Alex Hibbert, right, with team-mates on the icecap in Iceland

Alex Hibbert, right, with team-mates on the icecap in Iceland

A British adventurer has finally made friends with a notorious Icelandic icecap, three years after a near-death experience on the glacier.

Alex Hibbert likened his crossing of Vatnajökull to climbing inside a washing machine on the coldest setting and setting it to maximum spin speed.

The 29-year-old had a previous 2012 attempt at the icecap scuppered by winds blowing to double hurricane speeds.

His recent successful crossing, with a small team of fellow adventurers, was accomplished shortly after Storm Desmond moved from the UK northwards to Iceland.

The Bridgedale outdoor brand ambassador and his team had to endure long days of temperatures down to nearly -30C, fierce winds and low-pressure weather systems that repeatedly roll across Iceland in winter.

Much of the skiing and negotiating the barren volcanic terrain had to be done in the dark as the sun only rose for about six hours per day. Bridgedale provided Hibbert with technical socks, hats and gloves which helped him endure long days of freezing temperature.
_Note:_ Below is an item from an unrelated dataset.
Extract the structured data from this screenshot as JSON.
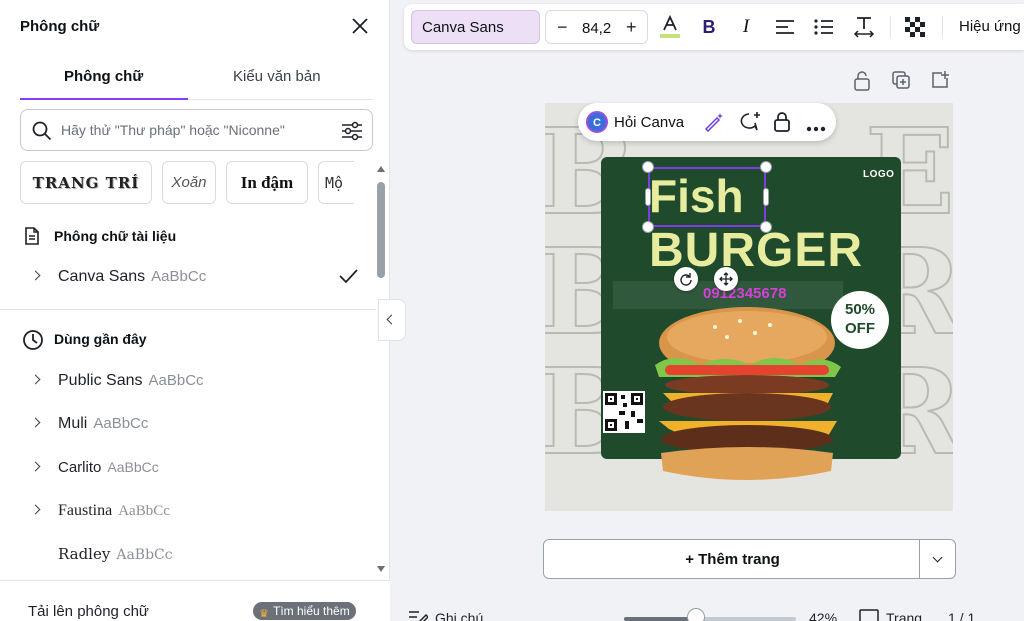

The route accessed the icecap from the west and exited to the southern extent of Vatnajökull. It occurred three weeks earlier than the 2012 expedition, adding to the danger and challenge. In Iceland, the conditions improve throughout winter into spring – the earlier, the tougher.

He said: “I’m absolutely delighted to have returned to this beautiful but merciless icecap.

“It doesn’t have the grandiose profile of the Antarctic or Greenlandic ice sheets, but it is world-renowned for its unpredictable and uniquely challenging winter conditions, perhaps the ‘grumpiest icecap on Earth’.

“I liken it to climbing inside a washing machine on the coldest setting, selecting the fastest spin speed and hitting go.

“I worked with a sensible, resilient and professional team and it’s been a pleasure to share the experience with them and successfully put a demon to rest.

“The experience on the ice and media furore after 2012 was difficult, and so to draw a positive line under the project and see it as a springboard to other upcoming polar journeys is beyond satisfying for me.

“I can once again consider this particular icecap a friend.”

Alex Hibbert, James Wheeldon and Brad Jarvis set out from the ring road region surrounding Kirkjubæjarklaustur on 5 January to undertake a winter journey on a variety of terrains, including steep hills, frozen rivers, lava fields but mainly a 151km (94-mile) route over the largest Icelandic icecap itself.

The finish line was as the team re-joined the ring road, not using any vehicular assistance to or from it.